- Are you about to enter into a contract to have building work done in Queensland?
- Are you about to contract 'down the chain' to a contractor or subcontractor?
Here are five things which can raise warning flags. They are no-cost, quick and easy 'must-do's' which you can seamlessly integrate into your due diligence process as part of your decision to contract.
1. Check whether the contractor is licensed
- Every person who contracts to perform building work must be licensed. An unlicensed contractor cannot recover the contract price, however they can make your life miserable by claiming "reasonable remuneration" (refer to s 42 of the QBCC Act 1991 (Qld)) and leaving you with (generally) dodgy work.
- It is an offence for a licensed contractor to contract with a person to carry out building work who is not licensed (refer to s 51B of the QBCC Act 1992 (Qld)). This can result in a licensed contractor being found guilty because the other party is unlicensed.
Check the QBCC licence register here.
Tip: You escape an offence if you took "all reasonable action". You should therefore check for a licence and record the details of the check in your system, so you can demonstrate to the QBCC that you took "reasonable action".
2. Check the contractor's adjudication dispute history
A competitive price isn't quite so good if it means you are constantly required to deal with an aggressive claims-oriented contractor.
In Queensland, all adjudication decisions appear on the QBCC's adjudication register. You can search the register by claimant name here.
Note: The site contains only adjudication decisions. If a dispute is resolved before a decision, for example by agreement, it won't appear on the register.
3. Check the contractor's litigious history
Adjudication under the Building Industry Fairness (Security of Payment) Act 2017 (Qld) (BIFA) is the preferred weapon of choice for claimants. However, claimants can still litigate.
In Queensland, you can search who has issued proceedings in the Supreme and District Courts by a party search here.
Note: It is not currently possible to search online for proceedings issued in Magistrates Courts in Queensland.
4. Check the contractor's quality of work
Contractors with quality issues decrease productivity and result in reputational damage.
The QBCC records directions to rectify defective work on a contractor's licence. You can search a contractor's licence here.
For prospective contracts, be insistent about requesting referee details from contractors. Contractors with a good record on quality will welcome the opportunity to reference their past work.
5. Check the contractor's financial stability
The financial impacts of insolvent contractors (and those on the brink) have a multiplier effect. The costs of the following will cause expensive headaches:
- a new contractor to complete the work
- interface issues between new contractor's work / insolvent contractor's work (e.g. fixing defective work)
- dealing with the insolvent contractor's liquidator / administrator
- dealing with subcontractor's charges
- securing warranties from unpaid suppliers

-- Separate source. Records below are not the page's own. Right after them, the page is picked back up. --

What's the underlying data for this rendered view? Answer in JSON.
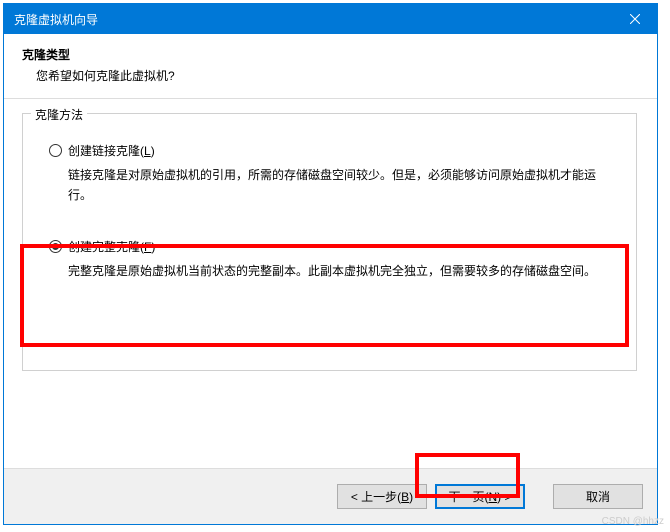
{
  "titlebar": {
    "title": "克隆虚拟机向导"
  },
  "header": {
    "title": "克隆类型",
    "subtitle": "您希望如何克隆此虚拟机?"
  },
  "fieldset": {
    "legend": "克隆方法"
  },
  "option1": {
    "label_prefix": "创建链接克隆(",
    "label_key": "L",
    "label_suffix": ")",
    "desc": "链接克隆是对原始虚拟机的引用，所需的存储磁盘空间较少。但是，必须能够访问原始虚拟机才能运行。",
    "checked": false
  },
  "option2": {
    "label_prefix": "创建完整克隆(",
    "label_key": "F",
    "label_suffix": ")",
    "desc": "完整克隆是原始虚拟机当前状态的完整副本。此副本虚拟机完全独立，但需要较多的存储磁盘空间。",
    "checked": true
  },
  "buttons": {
    "back_prefix": "< 上一步(",
    "back_key": "B",
    "back_suffix": ")",
    "next_prefix": "下一页(",
    "next_key": "N",
    "next_suffix": ") >",
    "cancel": "取消"
  },
  "watermark": "CSDN @hhzz"
}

Ask for financials. Check the contractor's licence history for suspensions for late lodgements of financials with the QBCC. A recent history of adjudications can also be an indication that financial distress is imminent.
If you require further information or have any queries in relation to this legal update, please contact Lex Orange.